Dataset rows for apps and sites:
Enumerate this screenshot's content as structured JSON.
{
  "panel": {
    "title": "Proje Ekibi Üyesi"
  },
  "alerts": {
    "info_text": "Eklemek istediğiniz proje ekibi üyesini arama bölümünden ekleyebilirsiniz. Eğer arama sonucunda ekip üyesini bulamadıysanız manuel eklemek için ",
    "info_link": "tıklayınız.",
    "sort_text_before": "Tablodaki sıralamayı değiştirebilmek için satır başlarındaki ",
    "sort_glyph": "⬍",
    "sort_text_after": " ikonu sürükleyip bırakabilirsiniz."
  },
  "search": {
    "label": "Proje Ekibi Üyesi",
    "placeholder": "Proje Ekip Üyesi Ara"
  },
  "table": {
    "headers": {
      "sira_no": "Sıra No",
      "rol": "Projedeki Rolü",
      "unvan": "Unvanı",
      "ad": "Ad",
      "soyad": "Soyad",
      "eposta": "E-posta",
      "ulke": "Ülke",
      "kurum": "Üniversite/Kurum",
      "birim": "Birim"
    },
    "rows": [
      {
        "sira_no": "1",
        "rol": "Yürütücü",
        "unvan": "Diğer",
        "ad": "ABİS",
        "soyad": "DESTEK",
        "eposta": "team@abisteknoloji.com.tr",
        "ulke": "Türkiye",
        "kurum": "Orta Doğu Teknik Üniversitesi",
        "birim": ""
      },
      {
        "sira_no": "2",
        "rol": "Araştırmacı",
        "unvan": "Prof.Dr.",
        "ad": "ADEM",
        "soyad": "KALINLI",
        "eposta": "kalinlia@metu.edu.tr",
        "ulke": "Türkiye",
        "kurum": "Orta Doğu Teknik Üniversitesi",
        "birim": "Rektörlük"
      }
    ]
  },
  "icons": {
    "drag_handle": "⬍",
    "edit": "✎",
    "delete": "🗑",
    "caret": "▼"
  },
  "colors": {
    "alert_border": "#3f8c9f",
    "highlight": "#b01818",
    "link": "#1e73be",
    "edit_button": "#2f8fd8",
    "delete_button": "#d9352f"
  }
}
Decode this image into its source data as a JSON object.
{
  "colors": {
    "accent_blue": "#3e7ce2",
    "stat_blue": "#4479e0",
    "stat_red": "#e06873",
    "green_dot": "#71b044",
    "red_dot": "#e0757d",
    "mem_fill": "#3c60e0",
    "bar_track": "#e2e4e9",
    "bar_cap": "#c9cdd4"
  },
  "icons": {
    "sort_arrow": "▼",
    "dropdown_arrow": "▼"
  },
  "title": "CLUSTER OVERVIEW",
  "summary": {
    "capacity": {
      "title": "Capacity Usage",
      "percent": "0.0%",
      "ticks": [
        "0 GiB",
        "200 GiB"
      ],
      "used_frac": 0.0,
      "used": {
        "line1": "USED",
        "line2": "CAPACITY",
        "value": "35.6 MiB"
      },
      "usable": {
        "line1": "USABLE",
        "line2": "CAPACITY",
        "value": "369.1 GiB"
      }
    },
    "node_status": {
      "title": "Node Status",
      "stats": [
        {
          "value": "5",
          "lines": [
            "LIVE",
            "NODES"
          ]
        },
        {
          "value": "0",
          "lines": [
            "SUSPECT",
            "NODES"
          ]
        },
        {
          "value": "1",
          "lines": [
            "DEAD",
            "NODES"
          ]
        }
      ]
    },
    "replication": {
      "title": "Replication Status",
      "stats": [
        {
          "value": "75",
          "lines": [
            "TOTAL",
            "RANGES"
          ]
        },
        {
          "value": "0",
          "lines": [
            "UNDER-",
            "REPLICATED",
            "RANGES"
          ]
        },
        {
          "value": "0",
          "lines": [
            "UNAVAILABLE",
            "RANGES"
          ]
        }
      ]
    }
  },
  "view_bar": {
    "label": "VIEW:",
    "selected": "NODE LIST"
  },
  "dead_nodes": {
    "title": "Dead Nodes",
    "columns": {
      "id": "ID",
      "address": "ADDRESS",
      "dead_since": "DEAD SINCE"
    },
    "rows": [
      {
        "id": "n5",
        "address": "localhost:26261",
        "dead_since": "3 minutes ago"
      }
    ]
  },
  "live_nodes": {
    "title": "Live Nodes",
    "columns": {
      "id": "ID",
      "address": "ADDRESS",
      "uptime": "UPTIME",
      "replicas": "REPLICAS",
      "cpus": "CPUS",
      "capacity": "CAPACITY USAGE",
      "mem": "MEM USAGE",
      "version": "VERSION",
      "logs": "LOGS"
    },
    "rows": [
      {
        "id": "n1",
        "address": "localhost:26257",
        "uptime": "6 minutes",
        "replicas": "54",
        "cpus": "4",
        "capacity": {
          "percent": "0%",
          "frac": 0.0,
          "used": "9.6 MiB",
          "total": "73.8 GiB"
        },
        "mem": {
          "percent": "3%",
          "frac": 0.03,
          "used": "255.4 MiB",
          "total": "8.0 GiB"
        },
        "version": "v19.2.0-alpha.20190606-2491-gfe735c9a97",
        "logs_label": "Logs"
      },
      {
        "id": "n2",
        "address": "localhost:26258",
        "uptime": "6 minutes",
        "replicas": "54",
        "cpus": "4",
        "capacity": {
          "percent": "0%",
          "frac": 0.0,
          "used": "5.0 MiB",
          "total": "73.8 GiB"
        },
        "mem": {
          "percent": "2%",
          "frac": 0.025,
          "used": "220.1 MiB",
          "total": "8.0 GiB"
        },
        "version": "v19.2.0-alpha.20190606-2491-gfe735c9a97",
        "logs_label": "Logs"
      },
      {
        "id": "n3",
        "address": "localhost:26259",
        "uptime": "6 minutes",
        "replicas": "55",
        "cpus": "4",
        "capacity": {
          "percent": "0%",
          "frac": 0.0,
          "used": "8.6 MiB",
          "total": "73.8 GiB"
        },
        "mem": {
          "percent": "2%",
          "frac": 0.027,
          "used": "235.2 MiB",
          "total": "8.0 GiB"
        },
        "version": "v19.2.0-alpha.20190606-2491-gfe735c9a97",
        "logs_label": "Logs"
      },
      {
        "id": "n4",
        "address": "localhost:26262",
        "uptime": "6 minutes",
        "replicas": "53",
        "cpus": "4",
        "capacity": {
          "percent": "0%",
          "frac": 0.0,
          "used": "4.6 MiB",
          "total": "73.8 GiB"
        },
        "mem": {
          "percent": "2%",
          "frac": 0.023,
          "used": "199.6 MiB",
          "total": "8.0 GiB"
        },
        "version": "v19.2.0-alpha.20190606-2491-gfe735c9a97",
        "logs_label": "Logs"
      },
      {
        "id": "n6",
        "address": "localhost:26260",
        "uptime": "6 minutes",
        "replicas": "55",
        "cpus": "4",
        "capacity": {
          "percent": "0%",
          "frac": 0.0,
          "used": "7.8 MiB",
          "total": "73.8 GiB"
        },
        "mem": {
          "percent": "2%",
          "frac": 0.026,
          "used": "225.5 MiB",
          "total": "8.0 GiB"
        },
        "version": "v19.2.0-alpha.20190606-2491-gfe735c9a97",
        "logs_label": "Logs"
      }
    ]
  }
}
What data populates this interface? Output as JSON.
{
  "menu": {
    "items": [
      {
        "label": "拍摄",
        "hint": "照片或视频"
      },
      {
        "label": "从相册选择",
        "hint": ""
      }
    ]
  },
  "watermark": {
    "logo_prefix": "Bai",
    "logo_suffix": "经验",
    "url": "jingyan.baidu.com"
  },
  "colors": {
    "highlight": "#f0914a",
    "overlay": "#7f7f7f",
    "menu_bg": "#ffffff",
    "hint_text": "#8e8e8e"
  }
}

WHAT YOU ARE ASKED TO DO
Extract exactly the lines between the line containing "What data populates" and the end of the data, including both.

EXERCISE OUTPUT
What data populates this interface? Output as JSON.
{
  "menu": {
    "items": [
      {
        "label": "拍摄",
        "hint": "照片或视频"
      },
      {
        "label": "从相册选择",
        "hint": ""
      }
    ]
  },
  "watermark": {
    "logo_prefix": "Bai",
    "logo_suffix": "经验",
    "url": "jingyan.baidu.com"
  },
  "colors": {
    "highlight": "#f0914a",
    "overlay": "#7f7f7f",
    "menu_bg": "#ffffff",
    "hint_text": "#8e8e8e"
  }
}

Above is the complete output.